Many fans said they decided not to go to school or work so they could attend the massive celebration.

Cypher Sabanal, 15, said his mom let him skip school to attend the parade.

``I actually have exams this week but being here is worth it,'' he said, adding that he's been a Raptors fan his whole life.

John Moreira, meanwhile, had called in sick to work so he could be part of the crowd.

``I told my boss I wanted to be at the parade and he said there wasn't much he could do if I called in sick so that's exactly what I did,'' said the 31-year-old. ``I'm looking forward to seeing the whole team. They all work so hard and deserve all the fans being out here.''

For several people, the parade marked a historic moment.

``I'm so happy to be here,'' said 28-year-old RJ Salvador. ``I haven't seen anything like this happen in the city before so it's great to be apart of it.''

Some in the crowd had camped out all weekend in the hopes of nabbing a prime spot along the parade route or at Nathan Phillips Square outside city hall.

Parents with strollers tried to make their way into the dense crowd of fans, but some gave up. Across the sea of red and black shirts, the team's colours, some fans held up signs and enlarged heads of their basketball idols like Kawhi Leonard and Fred VanVleet.

Several hoisted signs urging Leonard, who will become a free agent in the off-season, to stick with the team he helped rise to the top. ``Stay,'' one read.

The parade slowly made its way through the streets, at times coming to a halt due to the crush of people. Police took to Twitter asking the public to clear a path.

``Please do not impede the parade route. Stay off the road and allow the players and the floats to pass,'' they wrote. ``All viewing areas close to capacity. Be patient and safe.''

Some at Nathan Phillips Square appeared to grow impatient, chanting ``bring the parade!'' As excitement mounted, a handful of people climbed a pair of concrete arches spanning the square before being ordered down by officials.

Prime Minister Justin Trudeau was scheduled to be among those celebrating, with a brief visit to Toronto planned for later in the day.

Ontario Premier Doug Ford was expected to watch the festivities from Nathan Phillips Square. His press secretary said Ford wants the day to be about the fans and players, not politicians.

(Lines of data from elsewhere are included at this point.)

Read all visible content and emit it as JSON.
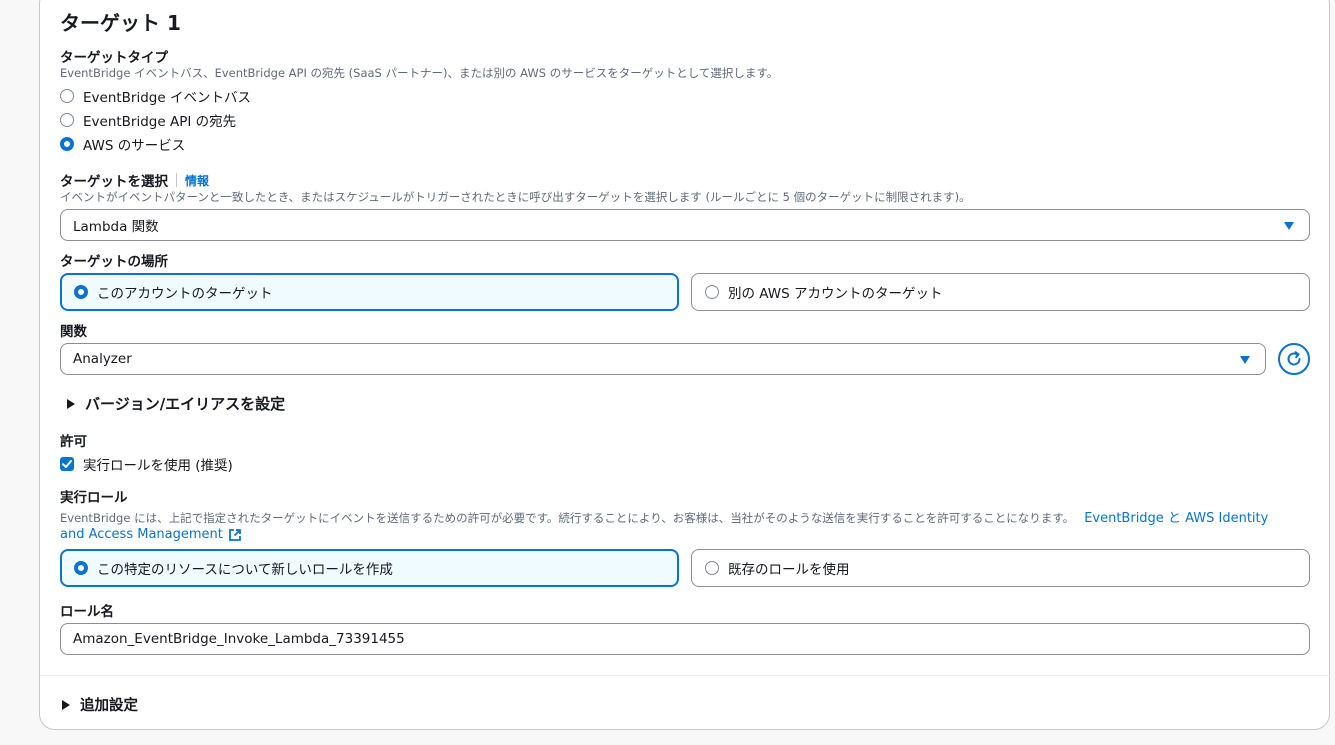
{
  "section_title": "ターゲット 1",
  "target_type": {
    "label": "ターゲットタイプ",
    "description": "EventBridge イベントバス、EventBridge API の宛先 (SaaS パートナー)、または別の AWS のサービスをターゲットとして選択します。",
    "options": [
      "EventBridge イベントバス",
      "EventBridge API の宛先",
      "AWS のサービス"
    ],
    "selected_index": 2
  },
  "select_target": {
    "label": "ターゲットを選択",
    "info": "情報",
    "description": "イベントがイベントパターンと一致したとき、またはスケジュールがトリガーされたときに呼び出すターゲットを選択します (ルールごとに 5 個のターゲットに制限されます)。",
    "value": "Lambda 関数"
  },
  "target_location": {
    "label": "ターゲットの場所",
    "options": [
      "このアカウントのターゲット",
      "別の AWS アカウントのターゲット"
    ],
    "selected_index": 0
  },
  "function": {
    "label": "関数",
    "value": "Analyzer"
  },
  "version_alias": {
    "label": "バージョン/エイリアスを設定"
  },
  "permission": {
    "label": "許可",
    "checkbox_label": "実行ロールを使用 (推奨)",
    "checked": true
  },
  "execution_role": {
    "label": "実行ロール",
    "description": "EventBridge には、上記で指定されたターゲットにイベントを送信するための許可が必要です。続行することにより、お客様は、当社がそのような送信を実行することを許可することになります。",
    "link_part1": "EventBridge と AWS Identity",
    "link_part2": "and Access Management",
    "options": [
      "この特定のリソースについて新しいロールを作成",
      "既存のロールを使用"
    ],
    "selected_index": 0
  },
  "role_name": {
    "label": "ロール名",
    "value": "Amazon_EventBridge_Invoke_Lambda_73391455"
  },
  "additional_settings": {
    "label": "追加設定"
  },
  "colors": {
    "accent": "#0972d3",
    "selected_tile_bg": "#f0fbff",
    "text": "#16191f",
    "muted": "#5f6b7a"
  },
  "icons": [
    "radio-icon",
    "caret-down-icon",
    "refresh-icon",
    "checkbox-icon",
    "external-link-icon",
    "triangle-right-icon"
  ]
}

Mayor John Tory declared Monday ``We The North Day'' in Toronto, after the NBA champions' slogan. Dressed in his now-famous black-and-gold Raptors blazer, the mayor urged all fans to come celebrate the team's historic win.

``To all employers out there, please let your staff go to the parade. I tell you, if they're Raptors fans, they're going to work twice as hard when they get back to the office,'' he said.

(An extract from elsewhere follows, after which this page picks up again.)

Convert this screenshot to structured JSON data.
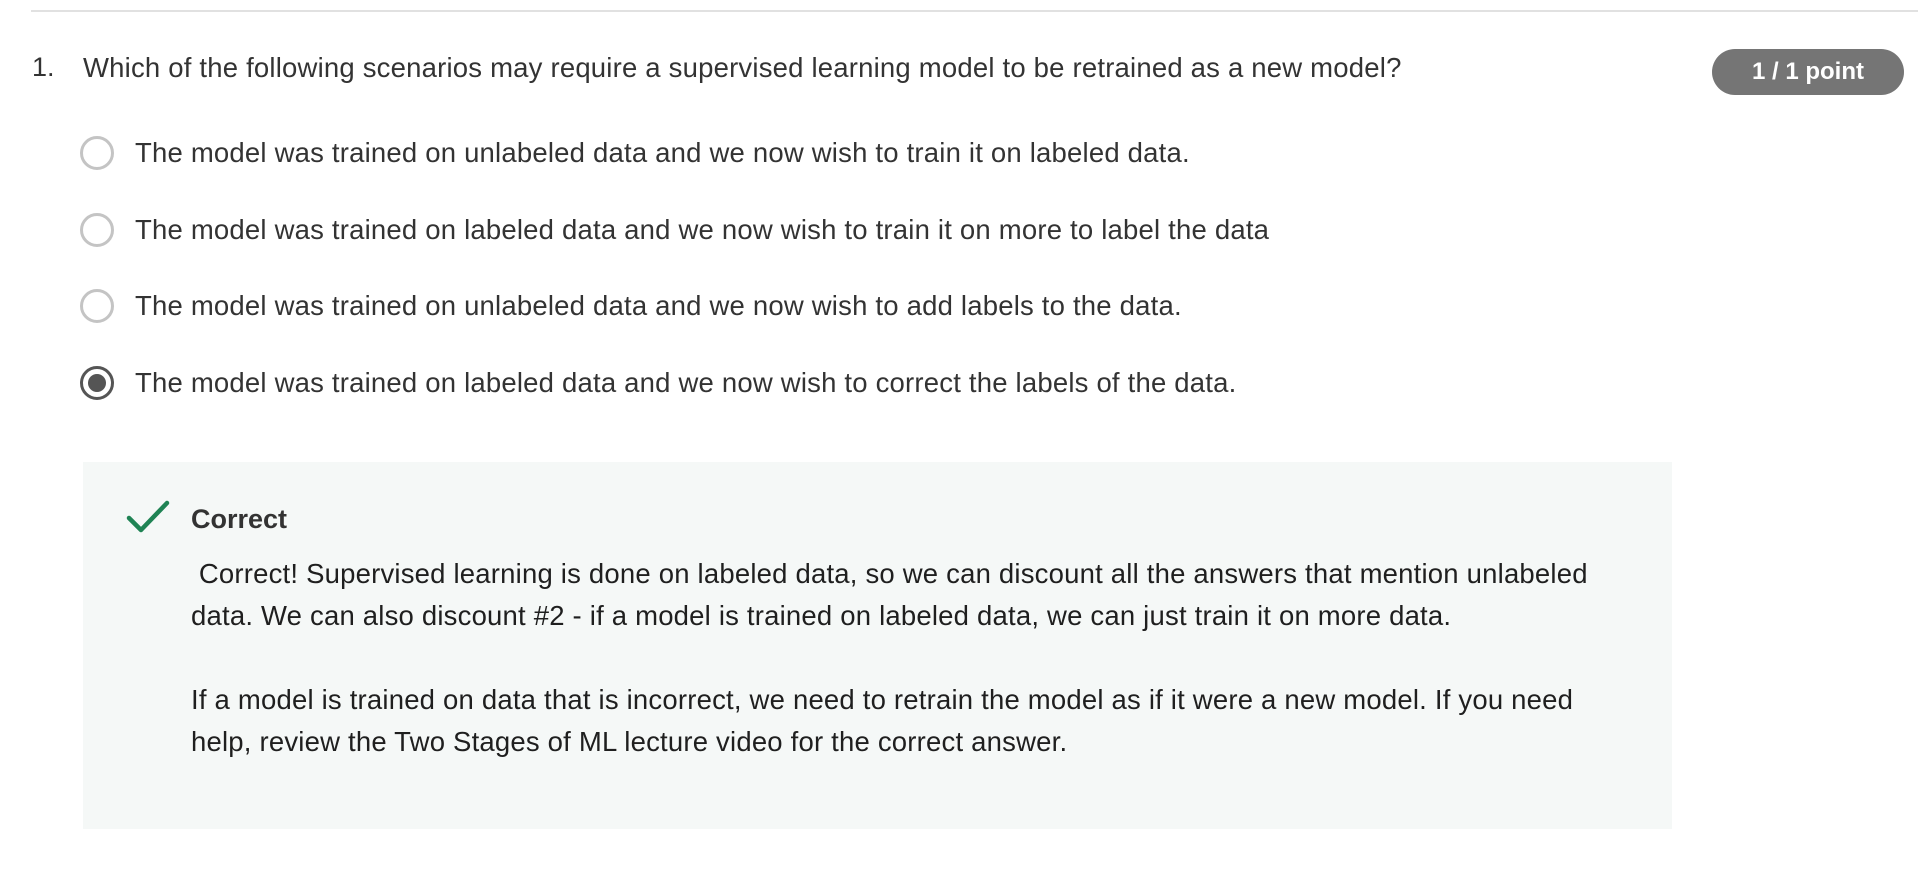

Meanwhile, GO Transit said it was setting up a designated spot at transit hub Union Station's lost and found for any children who may get separated from their group or family.

Many who couldn't make it downtown watched the festivities from afar. Several schools in the city showed the parade in classrooms and some held their own victory marches for students.

``Today's history lesson in room 137! Watching the ↕Raptors first victory parade! I told them that one day their children will ask about where they were during the parade and to tell them that the awesome Miss Latchford put the parade on for them in class!,'' one educational assistant tweeted.

The last time the city held a sports celebration of this magnitude was after the Toronto Blue Jays won the World Series in 1993. That parade saw fans climbing trees and statues on city streets to catch a glimpse of a team that included Joe Carter and Roberto Alomar.